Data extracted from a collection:
+---+
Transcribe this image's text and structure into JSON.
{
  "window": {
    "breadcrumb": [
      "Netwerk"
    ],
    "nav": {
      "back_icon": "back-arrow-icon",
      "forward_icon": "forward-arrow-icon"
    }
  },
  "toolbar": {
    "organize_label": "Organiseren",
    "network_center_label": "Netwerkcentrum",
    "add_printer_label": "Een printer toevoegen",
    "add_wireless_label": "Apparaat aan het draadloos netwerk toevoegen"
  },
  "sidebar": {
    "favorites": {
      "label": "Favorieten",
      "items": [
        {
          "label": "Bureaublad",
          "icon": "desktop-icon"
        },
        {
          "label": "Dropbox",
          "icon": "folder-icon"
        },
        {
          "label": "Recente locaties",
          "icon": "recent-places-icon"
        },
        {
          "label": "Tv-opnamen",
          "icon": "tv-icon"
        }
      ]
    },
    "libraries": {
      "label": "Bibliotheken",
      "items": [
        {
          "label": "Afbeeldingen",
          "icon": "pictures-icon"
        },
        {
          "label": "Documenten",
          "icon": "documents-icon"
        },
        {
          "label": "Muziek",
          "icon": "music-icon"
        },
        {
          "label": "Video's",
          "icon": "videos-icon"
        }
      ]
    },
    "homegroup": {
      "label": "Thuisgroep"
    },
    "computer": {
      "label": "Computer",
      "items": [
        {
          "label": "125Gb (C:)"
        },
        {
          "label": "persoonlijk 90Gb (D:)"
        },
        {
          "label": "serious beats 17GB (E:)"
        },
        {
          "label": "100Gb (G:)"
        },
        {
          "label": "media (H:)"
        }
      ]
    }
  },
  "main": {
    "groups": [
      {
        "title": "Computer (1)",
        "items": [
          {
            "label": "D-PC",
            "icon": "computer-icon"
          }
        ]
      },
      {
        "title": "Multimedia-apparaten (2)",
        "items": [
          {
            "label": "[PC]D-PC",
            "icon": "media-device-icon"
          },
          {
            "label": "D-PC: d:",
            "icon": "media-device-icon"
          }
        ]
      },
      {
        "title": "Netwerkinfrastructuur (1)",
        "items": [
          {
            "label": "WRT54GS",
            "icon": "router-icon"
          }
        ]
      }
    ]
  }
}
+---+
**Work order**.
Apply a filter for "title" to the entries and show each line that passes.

**Answer for the task**.
        "title": "Computer (1)",
        "title": "Multimedia-apparaten (2)",
        "title": "Netwerkinfrastructuur (1)",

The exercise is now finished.